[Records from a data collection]
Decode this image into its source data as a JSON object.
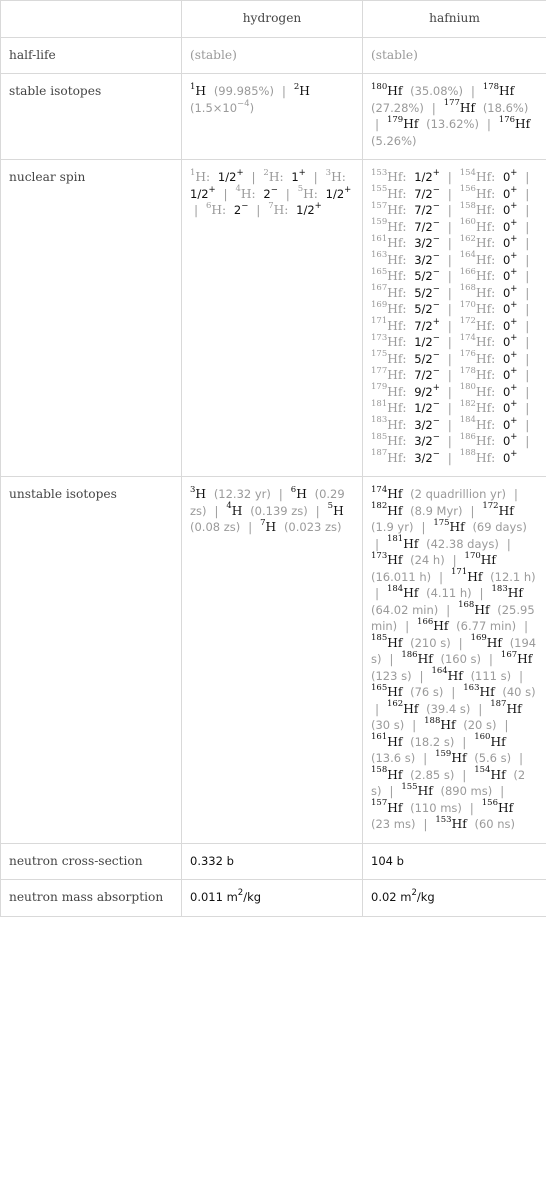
{
  "columns": [
    "",
    "hydrogen",
    "hafnium"
  ],
  "rows": {
    "half_life": {
      "label": "half-life",
      "hydrogen": "(stable)",
      "hafnium": "(stable)"
    },
    "stable_isotopes": {
      "label": "stable isotopes",
      "hydrogen": [
        {
          "mass": "1",
          "sym": "H",
          "value": "(99.985%)"
        },
        {
          "mass": "2",
          "sym": "H",
          "value": "(1.5×10",
          "exp": "−4",
          "tail": ")"
        }
      ],
      "hafnium": [
        {
          "mass": "180",
          "sym": "Hf",
          "value": "(35.08%)"
        },
        {
          "mass": "178",
          "sym": "Hf",
          "value": "(27.28%)"
        },
        {
          "mass": "177",
          "sym": "Hf",
          "value": "(18.6%)"
        },
        {
          "mass": "179",
          "sym": "Hf",
          "value": "(13.62%)"
        },
        {
          "mass": "176",
          "sym": "Hf",
          "value": "(5.26%)"
        }
      ]
    },
    "nuclear_spin": {
      "label": "nuclear spin",
      "hydrogen": [
        {
          "mass": "1",
          "sym": "H",
          "spin": "1/2",
          "parity": "+"
        },
        {
          "mass": "2",
          "sym": "H",
          "spin": "1",
          "parity": "+"
        },
        {
          "mass": "3",
          "sym": "H",
          "spin": "1/2",
          "parity": "+"
        },
        {
          "mass": "4",
          "sym": "H",
          "spin": "2",
          "parity": "−"
        },
        {
          "mass": "5",
          "sym": "H",
          "spin": "1/2",
          "parity": "+"
        },
        {
          "mass": "6",
          "sym": "H",
          "spin": "2",
          "parity": "−"
        },
        {
          "mass": "7",
          "sym": "H",
          "spin": "1/2",
          "parity": "+"
        }
      ],
      "hafnium": [
        {
          "mass": "153",
          "sym": "Hf",
          "spin": "1/2",
          "parity": "+"
        },
        {
          "mass": "154",
          "sym": "Hf",
          "spin": "0",
          "parity": "+"
        },
        {
          "mass": "155",
          "sym": "Hf",
          "spin": "7/2",
          "parity": "−"
        },
        {
          "mass": "156",
          "sym": "Hf",
          "spin": "0",
          "parity": "+"
        },
        {
          "mass": "157",
          "sym": "Hf",
          "spin": "7/2",
          "parity": "−"
        },
        {
          "mass": "158",
          "sym": "Hf",
          "spin": "0",
          "parity": "+"
        },
        {
          "mass": "159",
          "sym": "Hf",
          "spin": "7/2",
          "parity": "−"
        },
        {
          "mass": "160",
          "sym": "Hf",
          "spin": "0",
          "parity": "+"
        },
        {
          "mass": "161",
          "sym": "Hf",
          "spin": "3/2",
          "parity": "−"
        },
        {
          "mass": "162",
          "sym": "Hf",
          "spin": "0",
          "parity": "+"
        },
        {
          "mass": "163",
          "sym": "Hf",
          "spin": "3/2",
          "parity": "−"
        },
        {
          "mass": "164",
          "sym": "Hf",
          "spin": "0",
          "parity": "+"
        },
        {
          "mass": "165",
          "sym": "Hf",
          "spin": "5/2",
          "parity": "−"
        },
        {
          "mass": "166",
          "sym": "Hf",
          "spin": "0",
          "parity": "+"
        },
        {
          "mass": "167",
          "sym": "Hf",
          "spin": "5/2",
          "parity": "−"
        },
        {
          "mass": "168",
          "sym": "Hf",
          "spin": "0",
          "parity": "+"
        },
        {
          "mass": "169",
          "sym": "Hf",
          "spin": "5/2",
          "parity": "−"
        },
        {
          "mass": "170",
          "sym": "Hf",
          "spin": "0",
          "parity": "+"
        },
        {
          "mass": "171",
          "sym": "Hf",
          "spin": "7/2",
          "parity": "+"
        },
        {
          "mass": "172",
          "sym": "Hf",
          "spin": "0",
          "parity": "+"
        },
        {
          "mass": "173",
          "sym": "Hf",
          "spin": "1/2",
          "parity": "−"
        },
        {
          "mass": "174",
          "sym": "Hf",
          "spin": "0",
          "parity": "+"
        },
        {
          "mass": "175",
          "sym": "Hf",
          "spin": "5/2",
          "parity": "−"
        },
        {
          "mass": "176",
          "sym": "Hf",
          "spin": "0",
          "parity": "+"
        },
        {
          "mass": "177",
          "sym": "Hf",
          "spin": "7/2",
          "parity": "−"
        },
        {
          "mass": "178",
          "sym": "Hf",
          "spin": "0",
          "parity": "+"
        },
        {
          "mass": "179",
          "sym": "Hf",
          "spin": "9/2",
          "parity": "+"
        },
        {
          "mass": "180",
          "sym": "Hf",
          "spin": "0",
          "parity": "+"
        },
        {
          "mass": "181",
          "sym": "Hf",
          "spin": "1/2",
          "parity": "−"
        },
        {
          "mass": "182",
          "sym": "Hf",
          "spin": "0",
          "parity": "+"
        },
        {
          "mass": "183",
          "sym": "Hf",
          "spin": "3/2",
          "parity": "−"
        },
        {
          "mass": "184",
          "sym": "Hf",
          "spin": "0",
          "parity": "+"
        },
        {
          "mass": "185",
          "sym": "Hf",
          "spin": "3/2",
          "parity": "−"
        },
        {
          "mass": "186",
          "sym": "Hf",
          "spin": "0",
          "parity": "+"
        },
        {
          "mass": "187",
          "sym": "Hf",
          "spin": "3/2",
          "parity": "−"
        },
        {
          "mass": "188",
          "sym": "Hf",
          "spin": "0",
          "parity": "+"
        }
      ]
    },
    "unstable_isotopes": {
      "label": "unstable isotopes",
      "hydrogen": [
        {
          "mass": "3",
          "sym": "H",
          "value": "(12.32 yr)"
        },
        {
          "mass": "6",
          "sym": "H",
          "value": "(0.29 zs)"
        },
        {
          "mass": "4",
          "sym": "H",
          "value": "(0.139 zs)"
        },
        {
          "mass": "5",
          "sym": "H",
          "value": "(0.08 zs)"
        },
        {
          "mass": "7",
          "sym": "H",
          "value": "(0.023 zs)"
        }
      ],
      "hafnium": [
        {
          "mass": "174",
          "sym": "Hf",
          "value": "(2 quadrillion yr)"
        },
        {
          "mass": "182",
          "sym": "Hf",
          "value": "(8.9 Myr)"
        },
        {
          "mass": "172",
          "sym": "Hf",
          "value": "(1.9 yr)"
        },
        {
          "mass": "175",
          "sym": "Hf",
          "value": "(69 days)"
        },
        {
          "mass": "181",
          "sym": "Hf",
          "value": "(42.38 days)"
        },
        {
          "mass": "173",
          "sym": "Hf",
          "value": "(24 h)"
        },
        {
          "mass": "170",
          "sym": "Hf",
          "value": "(16.011 h)"
        },
        {
          "mass": "171",
          "sym": "Hf",
          "value": "(12.1 h)"
        },
        {
          "mass": "184",
          "sym": "Hf",
          "value": "(4.11 h)"
        },
        {
          "mass": "183",
          "sym": "Hf",
          "value": "(64.02 min)"
        },
        {
          "mass": "168",
          "sym": "Hf",
          "value": "(25.95 min)"
        },
        {
          "mass": "166",
          "sym": "Hf",
          "value": "(6.77 min)"
        },
        {
          "mass": "185",
          "sym": "Hf",
          "value": "(210 s)"
        },
        {
          "mass": "169",
          "sym": "Hf",
          "value": "(194 s)"
        },
        {
          "mass": "186",
          "sym": "Hf",
          "value": "(160 s)"
        },
        {
          "mass": "167",
          "sym": "Hf",
          "value": "(123 s)"
        },
        {
          "mass": "164",
          "sym": "Hf",
          "value": "(111 s)"
        },
        {
          "mass": "165",
          "sym": "Hf",
          "value": "(76 s)"
        },
        {
          "mass": "163",
          "sym": "Hf",
          "value": "(40 s)"
        },
        {
          "mass": "162",
          "sym": "Hf",
          "value": "(39.4 s)"
        },
        {
          "mass": "187",
          "sym": "Hf",
          "value": "(30 s)"
        },
        {
          "mass": "188",
          "sym": "Hf",
          "value": "(20 s)"
        },
        {
          "mass": "161",
          "sym": "Hf",
          "value": "(18.2 s)"
        },
        {
          "mass": "160",
          "sym": "Hf",
          "value": "(13.6 s)"
        },
        {
          "mass": "159",
          "sym": "Hf",
          "value": "(5.6 s)"
        },
        {
          "mass": "158",
          "sym": "Hf",
          "value": "(2.85 s)"
        },
        {
          "mass": "154",
          "sym": "Hf",
          "value": "(2 s)"
        },
        {
          "mass": "155",
          "sym": "Hf",
          "value": "(890 ms)"
        },
        {
          "mass": "157",
          "sym": "Hf",
          "value": "(110 ms)"
        },
        {
          "mass": "156",
          "sym": "Hf",
          "value": "(23 ms)"
        },
        {
          "mass": "153",
          "sym": "Hf",
          "value": "(60 ns)"
        }
      ]
    },
    "neutron_cross_section": {
      "label": "neutron cross-section",
      "hydrogen": "0.332 b",
      "hafnium": "104 b"
    },
    "neutron_mass_absorption": {
      "label": "neutron mass absorption",
      "hydrogen": {
        "num": "0.011 m",
        "exp": "2",
        "unit": "/kg"
      },
      "hafnium": {
        "num": "0.02 m",
        "exp": "2",
        "unit": "/kg"
      }
    }
  },
  "separator": "|"
}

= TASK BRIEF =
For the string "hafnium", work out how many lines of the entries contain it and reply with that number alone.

= THE ANSWER =
7